Pistacia chinensis, as the name suggests, is related to the pistachio; however, it does not produce nuts. Instead, if a male Chinese pistache tree is present, the female trees bloom in April with inconspicuous green blossoms that develop into clumps of brilliant red berries in the fall, changing to a blue-purple hue in the winter.
While the berries are inedible for human consumption, the birds go nuts for them. Keep in mind that the bright colored berries will drop and may stain or create a slippery walkway. If this is a concern, consider planting P. chinensis ‘Keith Davey,’ a fruitless male clone.
Native to China, Taiwan and the Philippines, Chinese pistache grows at a moderate pace (13-24 inches (33-61 cm.) per year) and is relatively long lived. It is also tolerant of many soil types as well as being drought tolerant with roots that grow deep into the soil. The bark of growing Chinese pistache is grayish-brown and, if peeled from the tree, reveals a shocking salmon pink interior.
So what are some landscape uses for Chinese pistache trees?
Chinese Pistache Uses
Chinese pistache is not a fussy tree. It can be grown in USDA zones 6-9 in a variety of soils as long as the soil is well draining. It is a sturdy tree with deep roots that make it an ideal specimen for near patios and sidewalks. It is heat and drought tolerant and winter hardy to 20 degrees F. (-6 C.) as well as relatively pest and fire resistant.

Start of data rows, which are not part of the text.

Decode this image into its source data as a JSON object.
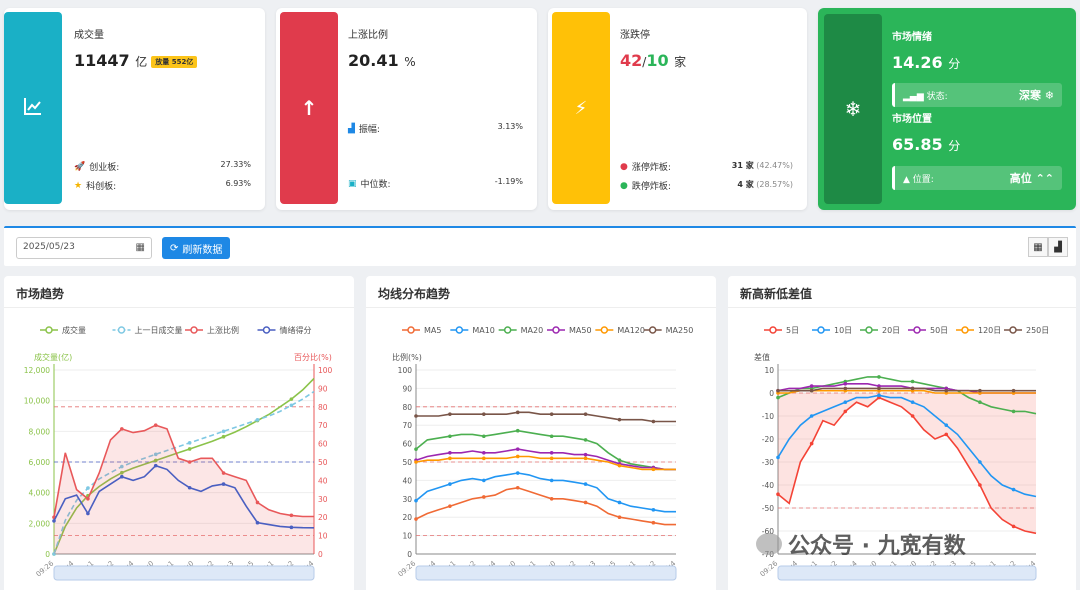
{
  "cards": {
    "volume": {
      "title": "成交量",
      "value": "11447",
      "unit": "亿",
      "badge": "放量 552亿",
      "rows": [
        {
          "label": "创业板:",
          "value": "27.33%"
        },
        {
          "label": "科创板:",
          "value": "6.93%"
        }
      ],
      "color": "#1ab0c6"
    },
    "rise": {
      "title": "上涨比例",
      "value": "20.41",
      "unit": "%",
      "rows": [
        {
          "label": "振幅:",
          "value": "3.13%"
        },
        {
          "label": "中位数:",
          "value": "-1.19%"
        }
      ],
      "color": "#e03b4c"
    },
    "limit": {
      "title": "涨跌停",
      "up": "42",
      "sep": "/",
      "down": "10",
      "unit": "家",
      "rows": [
        {
          "label": "涨停炸板:",
          "value": "31 家",
          "sub": "(42.47%)"
        },
        {
          "label": "跌停炸板:",
          "value": "4 家",
          "sub": "(28.57%)"
        }
      ],
      "color": "#ffc107"
    },
    "sentiment": {
      "title": "市场情绪",
      "value": "14.26",
      "unit": "分",
      "status_label": "状态:",
      "status_value": "深寒 ❄",
      "pos_title": "市场位置",
      "pos_value": "65.85",
      "pos_unit": "分",
      "pos_label": "位置:",
      "pos_status": "高位 ⌃⌃",
      "color": "#2bb559"
    }
  },
  "toolbar": {
    "date": "2025/05/23",
    "refresh_label": "刷新数据"
  },
  "panels": {
    "trend": {
      "title": "市场趋势"
    },
    "ma": {
      "title": "均线分布趋势"
    },
    "highlow": {
      "title": "新高新低差值"
    }
  },
  "watermark": "公众号 · 九宽有数",
  "chart_data": [
    {
      "type": "line",
      "title": "市场趋势",
      "legend": [
        "成交量",
        "上一日成交量",
        "上涨比例",
        "情绪得分"
      ],
      "ylabel_left": "成交量(亿)",
      "ylabel_right": "百分比(%)",
      "ylim_left": [
        0,
        12000
      ],
      "ylim_right": [
        0,
        100
      ],
      "yticks_left": [
        "0",
        "2,000",
        "4,000",
        "6,000",
        "8,000",
        "10,000",
        "12,000"
      ],
      "yticks_right": [
        "0",
        "10",
        "20",
        "30",
        "40",
        "50",
        "60",
        "70",
        "80",
        "90",
        "100"
      ],
      "xticks": [
        "09:26",
        "09:4",
        "10:1",
        "10:2",
        "10:4",
        "11:0",
        "11:1",
        "13:0",
        "13:2",
        "13:3",
        "13:5",
        "14:1",
        "14:2",
        "14:4"
      ],
      "hlines_right": [
        10,
        50,
        80
      ],
      "series": [
        {
          "name": "成交量",
          "axis": "left",
          "color": "#8bc34a",
          "values": [
            0,
            1800,
            3000,
            3800,
            4400,
            4900,
            5300,
            5600,
            5850,
            6100,
            6350,
            6600,
            6850,
            7100,
            7350,
            7650,
            7950,
            8300,
            8700,
            9100,
            9600,
            10100,
            10700,
            11447
          ]
        },
        {
          "name": "上一日成交量",
          "axis": "left",
          "color": "#7ec8e3",
          "dashed": true,
          "values": [
            0,
            2200,
            3500,
            4300,
            4900,
            5300,
            5700,
            6000,
            6250,
            6500,
            6750,
            7000,
            7250,
            7500,
            7750,
            8000,
            8250,
            8500,
            8750,
            9000,
            9300,
            9700,
            10100,
            10600
          ]
        },
        {
          "name": "上涨比例",
          "axis": "right",
          "color": "#e8585a",
          "values": [
            20,
            55,
            35,
            30,
            44,
            62,
            68,
            66,
            67,
            70,
            68,
            52,
            50,
            52,
            52,
            44,
            42,
            40,
            28,
            24,
            22,
            21,
            20.4,
            20.4
          ]
        },
        {
          "name": "情绪得分",
          "axis": "right",
          "color": "#4a5fc1",
          "values": [
            18,
            30,
            32,
            22,
            34,
            38,
            42,
            40,
            42,
            48,
            46,
            40,
            36,
            34,
            37,
            38,
            36,
            26,
            17,
            16,
            15,
            14.5,
            14.3,
            14.26
          ]
        }
      ]
    },
    {
      "type": "line",
      "title": "均线分布趋势",
      "legend": [
        "MA5",
        "MA10",
        "MA20",
        "MA50",
        "MA120",
        "MA250"
      ],
      "ylabel": "比例(%)",
      "ylim": [
        0,
        100
      ],
      "yticks": [
        "0",
        "10",
        "20",
        "30",
        "40",
        "50",
        "60",
        "70",
        "80",
        "90",
        "100"
      ],
      "xticks": [
        "09:26",
        "09:4",
        "10:1",
        "10:2",
        "10:4",
        "11:0",
        "11:1",
        "13:0",
        "13:2",
        "13:3",
        "13:5",
        "14:1",
        "14:2",
        "14:4"
      ],
      "hlines": [
        10,
        50,
        80
      ],
      "series": [
        {
          "name": "MA5",
          "color": "#f06a35",
          "values": [
            19,
            22,
            24,
            26,
            28,
            30,
            31,
            32,
            35,
            36,
            34,
            32,
            30,
            30,
            29,
            28,
            26,
            22,
            20,
            19,
            18,
            17,
            16,
            16
          ]
        },
        {
          "name": "MA10",
          "color": "#2196f3",
          "values": [
            29,
            34,
            36,
            38,
            40,
            41,
            40,
            42,
            43,
            44,
            43,
            41,
            40,
            40,
            39,
            38,
            36,
            30,
            28,
            26,
            25,
            24,
            23,
            23
          ]
        },
        {
          "name": "MA20",
          "color": "#4caf50",
          "values": [
            57,
            62,
            63,
            64,
            65,
            65,
            64,
            65,
            66,
            67,
            66,
            65,
            64,
            64,
            63,
            62,
            60,
            55,
            51,
            49,
            48,
            47,
            46,
            46
          ]
        },
        {
          "name": "MA50",
          "color": "#9c27b0",
          "values": [
            51,
            53,
            54,
            55,
            55,
            56,
            55,
            55,
            56,
            57,
            56,
            55,
            55,
            55,
            54,
            54,
            53,
            51,
            49,
            48,
            47,
            47,
            46,
            46
          ]
        },
        {
          "name": "MA120",
          "color": "#ff9800",
          "values": [
            50,
            51,
            51,
            52,
            52,
            52,
            52,
            52,
            52,
            53,
            53,
            52,
            52,
            52,
            52,
            52,
            51,
            50,
            48,
            47,
            46,
            46,
            46,
            46
          ]
        },
        {
          "name": "MA250",
          "color": "#795548",
          "values": [
            75,
            75,
            75,
            76,
            76,
            76,
            76,
            76,
            76,
            77,
            77,
            76,
            76,
            76,
            76,
            76,
            75,
            74,
            73,
            73,
            73,
            72,
            72,
            72
          ]
        }
      ]
    },
    {
      "type": "line",
      "title": "新高新低差值",
      "legend": [
        "5日",
        "10日",
        "20日",
        "50日",
        "120日",
        "250日"
      ],
      "ylabel": "差值",
      "ylim": [
        -70,
        10
      ],
      "yticks": [
        "-70",
        "-60",
        "-50",
        "-40",
        "-30",
        "-20",
        "-10",
        "0",
        "10"
      ],
      "xticks": [
        "09:26",
        "09:4",
        "10:1",
        "10:2",
        "10:4",
        "11:0",
        "11:1",
        "13:0",
        "13:2",
        "13:3",
        "13:5",
        "14:1",
        "14:2",
        "14:4"
      ],
      "hlines": [
        -50,
        0
      ],
      "series": [
        {
          "name": "5日",
          "color": "#f44336",
          "values": [
            -44,
            -48,
            -30,
            -22,
            -12,
            -14,
            -8,
            -4,
            -6,
            -2,
            -4,
            -6,
            -10,
            -16,
            -20,
            -18,
            -24,
            -32,
            -40,
            -50,
            -55,
            -58,
            -60,
            -61
          ]
        },
        {
          "name": "10日",
          "color": "#2196f3",
          "values": [
            -28,
            -20,
            -14,
            -10,
            -8,
            -6,
            -4,
            -2,
            -2,
            -1,
            -2,
            -2,
            -4,
            -6,
            -10,
            -14,
            -18,
            -24,
            -30,
            -36,
            -40,
            -42,
            -44,
            -45
          ]
        },
        {
          "name": "20日",
          "color": "#4caf50",
          "values": [
            -2,
            0,
            2,
            2,
            3,
            4,
            5,
            6,
            7,
            7,
            6,
            5,
            5,
            4,
            3,
            2,
            1,
            -2,
            -4,
            -6,
            -7,
            -8,
            -8,
            -9
          ]
        },
        {
          "name": "50日",
          "color": "#9c27b0",
          "values": [
            1,
            2,
            2,
            3,
            3,
            3,
            4,
            4,
            4,
            3,
            3,
            3,
            2,
            2,
            2,
            2,
            1,
            1,
            0,
            0,
            0,
            0,
            0,
            0
          ]
        },
        {
          "name": "120日",
          "color": "#ff9800",
          "values": [
            0,
            0,
            1,
            1,
            1,
            1,
            1,
            1,
            1,
            1,
            1,
            1,
            1,
            1,
            0,
            0,
            0,
            0,
            0,
            0,
            0,
            0,
            0,
            0
          ]
        },
        {
          "name": "250日",
          "color": "#795548",
          "values": [
            1,
            1,
            1,
            1,
            2,
            2,
            2,
            2,
            2,
            2,
            2,
            2,
            2,
            2,
            1,
            1,
            1,
            1,
            1,
            1,
            1,
            1,
            1,
            1
          ]
        }
      ]
    }
  ]
}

Use Chinese pistache anywhere you would like to add a shade addition to the landscape with the bonus of an opulent fall appearance. This member of the Anacardiaceae family also makes a lovely container specimen for the patio or garden.
Care of Chinese Pistache
The Chinese pistache is a sun lover and should be situated in an area of at least 6 hours of direct, unfiltered sunlight per day. As mentioned, Chinese pistache isn’t picky about the soil it’s grown in as long as it drains well. Choose a site of not only plenty of sun, but with fertile soil deep enough to accommodate the long taproots and at least 15 feet (4.5 m.) away from nearby structures to account for their growing canopies.
Dig a hole as deep as and 3-5 times as wide as the root ball of the tree. Center the tree in the hole, spreading the roots out evenly. Refill the hole; don’t amend it, as it is not necessary. Tamp the dirt down lightly around the base of the tree to remove any air pockets. Water the tree in well and spread a 2- to 3-inch (5-7.5 cm.) layer of mulch around the base, away from the trunk to discourage fungal disease, rodents and insects.
Although Chinese pistache trees are fairly disease and pest resistant, they are susceptible to verticillium wilt. Avoid planting them in any area that has had previous contamination.
Once the tree has been planted, continue to water twice a week for the next month while the tree acclimates. Thereafter, check the soil once a week and water only when the top one inch (2.5 cm.) is dry.
Feed trees under 5 years old in the spring and fall with a nitrogen based fertilizer. Use one that is supplemented with superphosphate only if they are growing less than 2-3 feet per year to give them a boost.
Young Chinese pistache should be pruned in January or February to facilitate their signature umbrella shape. When trees are six feet (1.5+ m.) tall, prune the tops of the trees. As branches emerge, choose one as the trunk, another as a branch and prune out the remainder. When the tree has grown another three feet, prune them to 2 feet (61 cm.) above the previous cut to encourage branching. Repeat this process until the trees are symmetrical with an open canopy.
Keep leaf debris and fallen berries raked up from around the trees to prevent unwanted seedlings.